Last week the Steelers came back to beat the Ravens.
This time they had to rally to get past Dallas, which came in at 2-6 and has been decimated by injuries.
The Cowboys started their fourth different quarterback (Garrett Gilbert) in nine games on Sunday afternoon at AT&T Stadium.
"I can tell you we're 8-0 for the first time in franchise history and that every time we face adversity we fight," tight end Eric Ebron offered. "Honestly, that's the only thing I can tell you. I don't give up, I try to pump so much energy into this team and I feel like it works, man. I feel like it all comes together.
"At the end of the day, I just wouldn't bet against us."
CARDIAC ROETHLISBERGER:The Steelers had rallied from second-half deficits of 10 or more points in consecutive road games previously, but not since 1953.
Quarterback Ben Roethlisberger authored the 45th rally from a tie or a deficit in the fourth quarter of his career in the comeback over the Cowboys, the fifth-highest total in NFL history.
"I just don't want to let my guys down," Roethlisberger said. "So many times the (offensive) line and guys are looking at me on the sideline, they're like, 'Alright, Ben, we believe it you.' I just don't want to let them down, so I wanna give everything I have and fight.
"Listen, I wish that we didn't have to have fourth-quarter comebacks.

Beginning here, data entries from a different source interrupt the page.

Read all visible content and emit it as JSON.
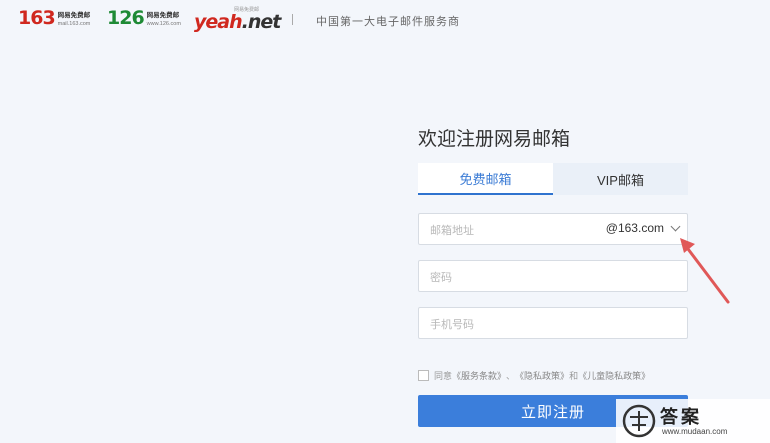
{
  "header": {
    "logos": [
      {
        "number": "163",
        "label_cn": "网易免费邮",
        "label_en": "mail.163.com"
      },
      {
        "number": "126",
        "label_cn": "网易免费邮",
        "label_en": "www.126.com"
      }
    ],
    "yeah": {
      "brand": "yeah",
      "suffix": ".net",
      "tag": "网易免费邮"
    },
    "slogan": "中国第一大电子邮件服务商"
  },
  "form": {
    "title": "欢迎注册网易邮箱",
    "tabs": [
      {
        "label": "免费邮箱",
        "active": true
      },
      {
        "label": "VIP邮箱",
        "active": false
      }
    ],
    "email": {
      "placeholder": "邮箱地址",
      "domain": "@163.com"
    },
    "password": {
      "placeholder": "密码"
    },
    "phone": {
      "placeholder": "手机号码"
    },
    "agreement": {
      "prefix": "同意",
      "terms": "《服务条款》",
      "sep": "、",
      "privacy": "《隐私政策》",
      "and": "和",
      "child_privacy": "《儿童隐私政策》",
      "checked": false
    },
    "submit_label": "立即注册"
  },
  "watermark": {
    "brand": "答案",
    "url": "www.mudaan.com"
  },
  "colors": {
    "primary": "#3b7edb",
    "brand_red": "#d0281f",
    "brand_green": "#1e8a35",
    "annotation": "#e05858"
  }
}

I wish that I played better early in the games or we were up and you didn't have to do it but it's the way it is. If we have to have a situation like this where we have to score late or win in the fourth quarter, as long as we win we'll take it."
DEJA VU ALL OVER AGAIN: For a second consecutive Sunday, the game ended with a pass into the end zone that was batted away by free safety Minkah Fitzpatrick.
The defense, Fitzpatrick insisted, is built for such situations.
"It's a passion for the game, a preparation for the game," he said. "We go through situations like this in practice. We go though situations like this in film and we're prepared for these moments.
"And those moments boil down to execution, go out there and execute."
FOURTH-AND-GO-FOR-IT: Tomlin had a decision to make in the final minute of regulation with the Steelers facing fourth-and-1 at the Cowboys 15-yard line: Attempt a field goal that could increase the Steelers' lead to eight points or go for the first down that, if achieved, would allow the Steelers to run out the clock.
Turns out it wasn't much of a decision.
"Man, we had struggled so much with our field goal group early in the game I just didn't feel good about it," Tomlin said. "They were beating us to the punch pretty much for the better part of the day in special teams. We missed the extra point. They blocked (an extra point). We skied a kick trying to pin 'em down into territory and they flipped the field with a big kickoff return.
"I had just seen enough of their dominance in (special) teams."
Running back James Conner lost 4 yards on a fourth-down run and the Cowboys took over at their 19 with 38 seconds left in the fourth quarter.
They reached the Steelers' 23 before throwing that last-gasp pass into the end zone.
"I have a great deal of confidence in our short-yardage abilities," Tomlin said. "Obviously, it didn't work out for us there."